Technology and Engineering
Are Propellers Fin-ished?
A Light Delay
A Clean Getaway
The Parts of Speech
Problems with Prepositions
What is a Preposition?
What is a Verb?
Transportation
Are Propellers Fin-ished?
Flying the Hyper Skies
How to Fly Like a Bat
Weather
The solar system's biggest junkyard
Watering the Air
Warmest Year on Record
Add your Article

Beyond Bar Codes

In the future, your refrigerator might alert you when the milk has gone sour. At the grocery store, cashiers won't need to scan bar codes because products will provide the data on their own. And packages and letters will carry electronic tags that send messages about where they are. To make such a world possible, scientists are working on a technology called radiofrequency identification (RFID). An RFID tag is an electronic device that can be glued to cereal boxes, milk cartons, envelopes, and other objects. The tags store information and use radio signals to communicate with computers or sensors. RFID tags already exist in the form of "smart cards" that store dollar amounts for riders of some public transportation systems. RFID chips have also been implanted in animals to identify them and allow owners to find them if the animals get lost. In these cases, the tags are made of silicon, the material from which most computer chips are made. However, silicon electronic tags are too expensive to be used as widely as printed bar codes are. Now, scientists from two companies in Europe have independently taken steps toward speeding up the spread of RFID technology.

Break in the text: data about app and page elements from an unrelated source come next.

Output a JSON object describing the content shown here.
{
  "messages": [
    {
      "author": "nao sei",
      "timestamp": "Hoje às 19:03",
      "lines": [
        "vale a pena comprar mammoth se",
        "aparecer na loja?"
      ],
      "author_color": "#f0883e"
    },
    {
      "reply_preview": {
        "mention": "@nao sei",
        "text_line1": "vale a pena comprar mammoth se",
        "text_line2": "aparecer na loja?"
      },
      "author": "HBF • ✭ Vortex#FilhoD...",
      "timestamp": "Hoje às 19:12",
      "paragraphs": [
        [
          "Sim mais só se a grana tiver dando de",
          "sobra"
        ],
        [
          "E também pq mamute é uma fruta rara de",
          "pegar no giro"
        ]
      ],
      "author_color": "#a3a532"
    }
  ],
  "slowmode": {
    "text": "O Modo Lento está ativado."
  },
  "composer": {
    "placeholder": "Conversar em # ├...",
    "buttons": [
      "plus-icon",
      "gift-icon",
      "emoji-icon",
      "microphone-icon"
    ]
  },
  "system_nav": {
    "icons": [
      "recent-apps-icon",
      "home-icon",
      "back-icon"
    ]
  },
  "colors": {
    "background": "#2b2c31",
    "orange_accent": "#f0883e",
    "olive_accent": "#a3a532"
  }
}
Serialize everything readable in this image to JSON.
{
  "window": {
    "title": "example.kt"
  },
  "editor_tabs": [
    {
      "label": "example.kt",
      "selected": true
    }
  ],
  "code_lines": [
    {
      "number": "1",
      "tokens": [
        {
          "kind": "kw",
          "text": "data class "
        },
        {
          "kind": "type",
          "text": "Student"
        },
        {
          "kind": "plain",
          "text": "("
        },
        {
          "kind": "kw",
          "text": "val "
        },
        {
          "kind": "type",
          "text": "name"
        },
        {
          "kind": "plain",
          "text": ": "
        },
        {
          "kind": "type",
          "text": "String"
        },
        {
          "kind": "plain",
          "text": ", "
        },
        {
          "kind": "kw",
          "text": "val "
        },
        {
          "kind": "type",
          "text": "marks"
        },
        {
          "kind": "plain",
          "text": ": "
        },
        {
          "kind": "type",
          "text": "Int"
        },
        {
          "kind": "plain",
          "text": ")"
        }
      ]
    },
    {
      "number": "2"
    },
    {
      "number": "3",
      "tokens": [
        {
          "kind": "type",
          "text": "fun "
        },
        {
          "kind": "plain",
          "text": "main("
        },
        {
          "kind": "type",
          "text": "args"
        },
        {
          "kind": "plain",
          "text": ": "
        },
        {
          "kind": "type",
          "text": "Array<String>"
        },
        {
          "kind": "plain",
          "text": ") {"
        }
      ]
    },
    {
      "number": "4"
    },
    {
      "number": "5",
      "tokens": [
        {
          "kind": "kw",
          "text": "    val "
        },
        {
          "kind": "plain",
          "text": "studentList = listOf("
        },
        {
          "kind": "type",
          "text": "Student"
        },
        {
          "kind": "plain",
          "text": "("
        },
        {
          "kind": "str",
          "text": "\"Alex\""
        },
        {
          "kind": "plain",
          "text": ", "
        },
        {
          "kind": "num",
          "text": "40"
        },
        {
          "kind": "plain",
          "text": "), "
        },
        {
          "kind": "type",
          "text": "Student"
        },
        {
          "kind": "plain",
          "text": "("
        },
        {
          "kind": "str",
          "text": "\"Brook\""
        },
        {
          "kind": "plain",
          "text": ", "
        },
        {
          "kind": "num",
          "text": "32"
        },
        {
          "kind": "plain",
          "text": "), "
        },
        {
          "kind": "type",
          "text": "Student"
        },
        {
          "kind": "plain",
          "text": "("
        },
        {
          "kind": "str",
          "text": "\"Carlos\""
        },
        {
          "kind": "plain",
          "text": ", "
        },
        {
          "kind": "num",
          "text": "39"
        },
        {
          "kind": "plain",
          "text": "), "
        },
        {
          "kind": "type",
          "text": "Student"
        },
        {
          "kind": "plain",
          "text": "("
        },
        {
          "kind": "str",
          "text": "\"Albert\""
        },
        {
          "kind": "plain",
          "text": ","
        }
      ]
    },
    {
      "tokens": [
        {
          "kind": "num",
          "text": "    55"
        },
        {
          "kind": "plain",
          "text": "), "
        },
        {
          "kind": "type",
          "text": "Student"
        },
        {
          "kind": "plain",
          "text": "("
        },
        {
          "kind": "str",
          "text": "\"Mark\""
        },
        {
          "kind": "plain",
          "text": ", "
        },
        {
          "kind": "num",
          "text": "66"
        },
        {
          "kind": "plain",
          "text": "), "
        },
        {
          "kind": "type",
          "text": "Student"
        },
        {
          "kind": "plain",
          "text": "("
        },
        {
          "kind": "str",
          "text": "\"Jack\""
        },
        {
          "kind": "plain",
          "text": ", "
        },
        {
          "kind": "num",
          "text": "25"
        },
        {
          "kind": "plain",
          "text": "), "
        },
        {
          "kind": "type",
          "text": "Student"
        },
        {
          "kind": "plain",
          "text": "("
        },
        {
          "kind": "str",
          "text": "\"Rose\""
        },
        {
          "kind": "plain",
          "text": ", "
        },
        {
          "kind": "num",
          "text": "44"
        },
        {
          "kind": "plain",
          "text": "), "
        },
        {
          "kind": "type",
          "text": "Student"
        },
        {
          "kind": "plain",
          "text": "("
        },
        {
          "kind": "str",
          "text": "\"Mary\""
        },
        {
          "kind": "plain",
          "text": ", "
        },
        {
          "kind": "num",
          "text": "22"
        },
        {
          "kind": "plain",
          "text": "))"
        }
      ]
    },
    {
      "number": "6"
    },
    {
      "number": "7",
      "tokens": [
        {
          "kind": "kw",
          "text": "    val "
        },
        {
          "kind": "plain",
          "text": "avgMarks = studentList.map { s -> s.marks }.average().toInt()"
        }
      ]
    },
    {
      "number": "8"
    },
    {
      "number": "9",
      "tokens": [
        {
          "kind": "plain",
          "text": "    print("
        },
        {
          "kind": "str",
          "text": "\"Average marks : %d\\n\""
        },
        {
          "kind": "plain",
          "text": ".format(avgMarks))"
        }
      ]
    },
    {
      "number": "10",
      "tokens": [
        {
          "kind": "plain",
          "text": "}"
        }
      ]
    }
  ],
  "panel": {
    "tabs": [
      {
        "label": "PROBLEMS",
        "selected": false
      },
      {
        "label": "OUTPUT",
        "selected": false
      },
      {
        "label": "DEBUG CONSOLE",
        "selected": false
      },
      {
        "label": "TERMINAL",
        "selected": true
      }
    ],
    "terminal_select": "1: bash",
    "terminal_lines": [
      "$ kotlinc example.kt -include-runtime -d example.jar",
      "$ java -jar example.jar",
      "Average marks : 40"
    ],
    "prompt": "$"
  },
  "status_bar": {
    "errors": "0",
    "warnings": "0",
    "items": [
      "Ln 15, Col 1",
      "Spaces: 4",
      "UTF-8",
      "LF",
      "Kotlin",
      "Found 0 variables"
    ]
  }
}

They have created tags completely out of plastic materials with the right kinds of electronic properties to transmit radio signals efficiently. The methods for making plastic tags are much cheaper than those for making silicon tags. The tags produced by scientists from Philips Research Laboratories in Eindhoven in the Netherlands are made from a type of plastic called pentacene and transmit radio waves at a frequency of 13.56 megahertz. The tags produced by PolyIC in Erlangen, Germany, use a different type of plastic. Neither type of tag is perfect yet. The plastic tags are still expensive and tricky to manufacture, and their radio signals don't travel very far. It may be a few years yet before plastic RFIDs make their way into nearly all of our everyday objects. But when they do, there will be an amazing amount of information zooming invisibly around us.E. Sohn

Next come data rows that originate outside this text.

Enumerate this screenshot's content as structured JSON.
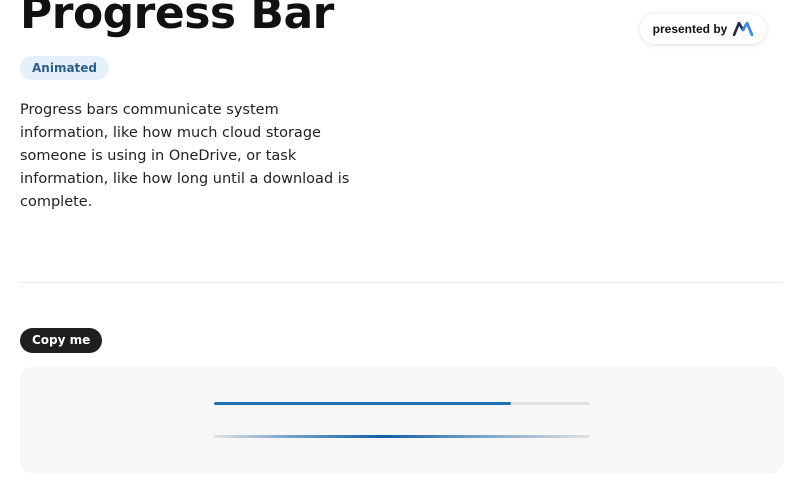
{
  "header": {
    "title": "Progress Bar",
    "badge": "Animated",
    "presented_by": "presented by",
    "logo_icon": "brand-logo-icon"
  },
  "description": "Progress bars communicate system information, like how much cloud storage someone is using in OneDrive, or task information, like how long until a download is complete.",
  "actions": {
    "copy_label": "Copy me"
  },
  "demo": {
    "determinate_progress": 0.79,
    "indeterminate": true
  },
  "colors": {
    "accent": "#1f6fb5",
    "track": "#e1e1e1",
    "badge_bg": "#e6f0fa",
    "badge_text": "#2d5f8c",
    "button_bg": "#1f1f1f"
  }
}
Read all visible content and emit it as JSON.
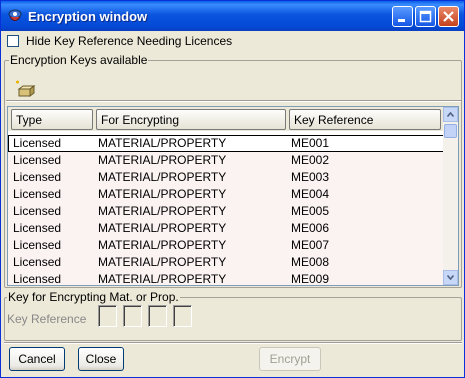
{
  "window": {
    "title": "Encryption window",
    "icon": "app-icon"
  },
  "filter": {
    "label": "Hide Key Reference Needing Licences",
    "checked": false
  },
  "keys_group": {
    "label": "Encryption Keys available",
    "toolbar_icon": "new-key-icon",
    "columns": [
      "Type",
      "For Encrypting",
      "Key Reference"
    ],
    "rows": [
      [
        "Licensed",
        "MATERIAL/PROPERTY",
        "ME001"
      ],
      [
        "Licensed",
        "MATERIAL/PROPERTY",
        "ME002"
      ],
      [
        "Licensed",
        "MATERIAL/PROPERTY",
        "ME003"
      ],
      [
        "Licensed",
        "MATERIAL/PROPERTY",
        "ME004"
      ],
      [
        "Licensed",
        "MATERIAL/PROPERTY",
        "ME005"
      ],
      [
        "Licensed",
        "MATERIAL/PROPERTY",
        "ME006"
      ],
      [
        "Licensed",
        "MATERIAL/PROPERTY",
        "ME007"
      ],
      [
        "Licensed",
        "MATERIAL/PROPERTY",
        "ME008"
      ],
      [
        "Licensed",
        "MATERIAL/PROPERTY",
        "ME009"
      ]
    ],
    "selected_row": 0
  },
  "encrypt_group": {
    "label": "Key for Encrypting Mat. or Prop.",
    "key_reference_label": "Key Reference"
  },
  "buttons": {
    "cancel": "Cancel",
    "close": "Close",
    "encrypt": "Encrypt"
  },
  "colors": {
    "title_bar": "#0a5fe8",
    "row_background": "#fbf2f2",
    "window_background": "#ece9d8"
  }
}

Beyond Bar Codes
Beyond Bar Codes








Designed and Powered by HBJamaica.com™